• _Information shown_
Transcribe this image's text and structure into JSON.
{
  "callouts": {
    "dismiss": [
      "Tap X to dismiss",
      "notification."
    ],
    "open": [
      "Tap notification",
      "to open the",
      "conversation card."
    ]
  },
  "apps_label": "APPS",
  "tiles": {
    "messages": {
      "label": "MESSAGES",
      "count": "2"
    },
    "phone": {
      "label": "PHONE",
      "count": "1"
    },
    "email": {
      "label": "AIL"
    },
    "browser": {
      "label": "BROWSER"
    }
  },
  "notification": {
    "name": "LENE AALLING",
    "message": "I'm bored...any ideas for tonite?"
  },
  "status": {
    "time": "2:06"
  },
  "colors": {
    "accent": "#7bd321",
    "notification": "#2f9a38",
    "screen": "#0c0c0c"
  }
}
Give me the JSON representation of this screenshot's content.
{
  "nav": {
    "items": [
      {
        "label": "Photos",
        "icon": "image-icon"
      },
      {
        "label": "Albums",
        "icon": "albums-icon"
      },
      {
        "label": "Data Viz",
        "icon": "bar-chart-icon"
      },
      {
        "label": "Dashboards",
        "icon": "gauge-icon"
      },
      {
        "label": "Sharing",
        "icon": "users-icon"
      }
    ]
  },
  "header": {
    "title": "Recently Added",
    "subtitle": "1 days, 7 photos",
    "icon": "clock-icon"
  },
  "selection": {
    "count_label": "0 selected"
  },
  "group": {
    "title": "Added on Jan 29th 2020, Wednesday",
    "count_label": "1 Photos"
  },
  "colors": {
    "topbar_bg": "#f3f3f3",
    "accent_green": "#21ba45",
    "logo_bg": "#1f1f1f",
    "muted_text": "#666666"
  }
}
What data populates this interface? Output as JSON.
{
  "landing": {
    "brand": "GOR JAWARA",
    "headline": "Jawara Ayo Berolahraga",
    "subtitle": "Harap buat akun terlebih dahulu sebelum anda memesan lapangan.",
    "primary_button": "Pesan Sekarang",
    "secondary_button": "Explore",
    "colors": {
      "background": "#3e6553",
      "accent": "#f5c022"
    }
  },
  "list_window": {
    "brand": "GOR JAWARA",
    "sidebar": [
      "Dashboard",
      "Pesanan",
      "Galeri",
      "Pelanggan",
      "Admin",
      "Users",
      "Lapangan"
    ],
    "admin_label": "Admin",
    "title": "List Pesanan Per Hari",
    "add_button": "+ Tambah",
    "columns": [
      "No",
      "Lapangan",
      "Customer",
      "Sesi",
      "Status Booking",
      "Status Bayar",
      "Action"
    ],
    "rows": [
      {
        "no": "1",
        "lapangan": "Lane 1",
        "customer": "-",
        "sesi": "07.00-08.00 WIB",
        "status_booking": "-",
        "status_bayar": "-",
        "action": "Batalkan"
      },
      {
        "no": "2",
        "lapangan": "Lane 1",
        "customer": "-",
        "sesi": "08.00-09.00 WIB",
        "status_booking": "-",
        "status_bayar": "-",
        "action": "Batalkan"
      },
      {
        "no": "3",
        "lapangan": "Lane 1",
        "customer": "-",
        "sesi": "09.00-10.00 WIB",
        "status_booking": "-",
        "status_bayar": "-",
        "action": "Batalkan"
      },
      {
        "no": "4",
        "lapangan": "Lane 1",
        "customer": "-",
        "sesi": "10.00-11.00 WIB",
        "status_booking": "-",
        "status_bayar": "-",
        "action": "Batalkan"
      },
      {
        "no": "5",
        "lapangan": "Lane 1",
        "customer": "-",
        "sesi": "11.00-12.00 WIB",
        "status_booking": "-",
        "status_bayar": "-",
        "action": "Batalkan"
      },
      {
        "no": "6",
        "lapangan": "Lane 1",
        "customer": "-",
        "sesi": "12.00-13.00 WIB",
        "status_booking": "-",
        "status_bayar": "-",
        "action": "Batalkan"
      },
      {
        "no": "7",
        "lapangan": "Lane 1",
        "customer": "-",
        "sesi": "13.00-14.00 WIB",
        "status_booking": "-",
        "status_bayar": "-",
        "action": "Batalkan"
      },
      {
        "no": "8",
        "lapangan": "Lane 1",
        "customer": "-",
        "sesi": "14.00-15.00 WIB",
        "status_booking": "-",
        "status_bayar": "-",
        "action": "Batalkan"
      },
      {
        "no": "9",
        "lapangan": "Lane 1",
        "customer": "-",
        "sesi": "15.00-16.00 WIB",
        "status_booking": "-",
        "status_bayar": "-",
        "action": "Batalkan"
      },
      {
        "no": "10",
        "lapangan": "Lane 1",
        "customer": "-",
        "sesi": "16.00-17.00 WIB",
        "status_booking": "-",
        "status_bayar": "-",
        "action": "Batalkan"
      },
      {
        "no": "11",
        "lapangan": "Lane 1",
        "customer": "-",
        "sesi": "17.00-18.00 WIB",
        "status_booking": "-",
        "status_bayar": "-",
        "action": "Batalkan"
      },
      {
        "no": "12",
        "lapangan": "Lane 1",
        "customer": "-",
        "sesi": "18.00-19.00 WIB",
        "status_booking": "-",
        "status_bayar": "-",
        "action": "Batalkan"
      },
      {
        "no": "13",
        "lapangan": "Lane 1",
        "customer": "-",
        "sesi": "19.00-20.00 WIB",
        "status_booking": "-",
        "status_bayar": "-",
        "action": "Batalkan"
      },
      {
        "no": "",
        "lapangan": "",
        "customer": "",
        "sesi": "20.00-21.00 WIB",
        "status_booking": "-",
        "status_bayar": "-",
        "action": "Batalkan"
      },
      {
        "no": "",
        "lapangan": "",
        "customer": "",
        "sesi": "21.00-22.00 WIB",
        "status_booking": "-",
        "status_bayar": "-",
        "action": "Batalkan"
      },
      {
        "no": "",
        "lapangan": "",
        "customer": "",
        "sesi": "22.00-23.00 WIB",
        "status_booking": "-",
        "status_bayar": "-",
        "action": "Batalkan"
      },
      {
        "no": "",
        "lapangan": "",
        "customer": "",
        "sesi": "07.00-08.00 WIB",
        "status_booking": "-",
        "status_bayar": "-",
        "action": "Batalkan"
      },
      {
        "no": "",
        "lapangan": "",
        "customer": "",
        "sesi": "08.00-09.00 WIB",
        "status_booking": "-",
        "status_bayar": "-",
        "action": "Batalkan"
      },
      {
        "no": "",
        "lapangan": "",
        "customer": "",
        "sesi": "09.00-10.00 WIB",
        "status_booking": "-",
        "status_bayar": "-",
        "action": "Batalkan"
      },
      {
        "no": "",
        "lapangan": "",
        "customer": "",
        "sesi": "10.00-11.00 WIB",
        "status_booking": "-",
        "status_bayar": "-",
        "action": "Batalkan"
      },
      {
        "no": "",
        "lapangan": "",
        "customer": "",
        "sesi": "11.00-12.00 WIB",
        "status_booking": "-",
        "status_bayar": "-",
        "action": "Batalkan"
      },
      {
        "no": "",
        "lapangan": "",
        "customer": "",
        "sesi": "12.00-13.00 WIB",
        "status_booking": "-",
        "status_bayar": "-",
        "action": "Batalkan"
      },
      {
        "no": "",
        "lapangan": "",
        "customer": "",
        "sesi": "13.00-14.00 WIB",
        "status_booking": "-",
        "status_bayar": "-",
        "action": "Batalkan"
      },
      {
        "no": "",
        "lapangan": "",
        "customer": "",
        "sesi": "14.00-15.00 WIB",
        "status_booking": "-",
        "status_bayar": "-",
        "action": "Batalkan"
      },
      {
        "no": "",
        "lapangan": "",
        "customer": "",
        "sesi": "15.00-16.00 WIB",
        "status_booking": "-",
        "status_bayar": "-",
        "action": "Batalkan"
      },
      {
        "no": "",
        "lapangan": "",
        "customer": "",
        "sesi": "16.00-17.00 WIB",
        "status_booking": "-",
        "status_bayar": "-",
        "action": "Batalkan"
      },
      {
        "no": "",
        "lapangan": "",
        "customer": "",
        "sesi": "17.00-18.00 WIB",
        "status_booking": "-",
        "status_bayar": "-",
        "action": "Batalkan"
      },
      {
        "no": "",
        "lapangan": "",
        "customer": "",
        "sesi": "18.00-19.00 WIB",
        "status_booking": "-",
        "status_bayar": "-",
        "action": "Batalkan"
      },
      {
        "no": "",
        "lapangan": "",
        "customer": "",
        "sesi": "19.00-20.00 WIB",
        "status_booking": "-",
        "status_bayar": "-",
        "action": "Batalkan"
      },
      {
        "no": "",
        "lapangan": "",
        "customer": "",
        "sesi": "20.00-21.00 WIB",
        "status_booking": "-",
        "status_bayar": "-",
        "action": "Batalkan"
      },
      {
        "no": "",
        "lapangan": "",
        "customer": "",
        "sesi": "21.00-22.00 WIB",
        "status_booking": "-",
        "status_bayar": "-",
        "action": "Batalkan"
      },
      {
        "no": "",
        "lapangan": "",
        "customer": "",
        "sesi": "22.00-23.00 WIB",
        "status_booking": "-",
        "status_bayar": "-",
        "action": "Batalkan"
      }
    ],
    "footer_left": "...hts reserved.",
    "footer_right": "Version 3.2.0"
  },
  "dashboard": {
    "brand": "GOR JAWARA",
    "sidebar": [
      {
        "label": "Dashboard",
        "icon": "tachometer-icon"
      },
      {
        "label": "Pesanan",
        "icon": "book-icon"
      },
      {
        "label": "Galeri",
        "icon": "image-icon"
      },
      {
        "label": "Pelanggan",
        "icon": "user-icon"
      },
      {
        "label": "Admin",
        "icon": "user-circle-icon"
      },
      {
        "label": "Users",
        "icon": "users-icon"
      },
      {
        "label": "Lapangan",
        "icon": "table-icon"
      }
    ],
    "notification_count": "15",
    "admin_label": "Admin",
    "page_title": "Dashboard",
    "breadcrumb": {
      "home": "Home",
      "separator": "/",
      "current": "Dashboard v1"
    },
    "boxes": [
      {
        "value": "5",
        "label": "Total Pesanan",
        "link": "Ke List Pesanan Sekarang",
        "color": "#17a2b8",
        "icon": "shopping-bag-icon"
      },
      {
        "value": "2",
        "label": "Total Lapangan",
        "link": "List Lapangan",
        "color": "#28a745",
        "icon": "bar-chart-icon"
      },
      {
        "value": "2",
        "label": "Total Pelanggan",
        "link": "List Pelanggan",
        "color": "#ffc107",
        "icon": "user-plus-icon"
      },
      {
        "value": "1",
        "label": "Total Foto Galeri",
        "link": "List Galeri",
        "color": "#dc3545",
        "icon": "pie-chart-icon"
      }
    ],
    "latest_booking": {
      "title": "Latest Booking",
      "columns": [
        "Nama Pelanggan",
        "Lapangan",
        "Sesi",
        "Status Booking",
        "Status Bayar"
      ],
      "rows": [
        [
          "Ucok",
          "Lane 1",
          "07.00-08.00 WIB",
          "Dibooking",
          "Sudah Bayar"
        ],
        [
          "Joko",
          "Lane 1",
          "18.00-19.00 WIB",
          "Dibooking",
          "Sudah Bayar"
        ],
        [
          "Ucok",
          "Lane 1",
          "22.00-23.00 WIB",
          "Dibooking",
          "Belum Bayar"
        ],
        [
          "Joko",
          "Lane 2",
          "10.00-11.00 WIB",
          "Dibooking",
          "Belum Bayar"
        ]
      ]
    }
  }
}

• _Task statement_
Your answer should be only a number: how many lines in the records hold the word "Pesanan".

• _Task solution_
5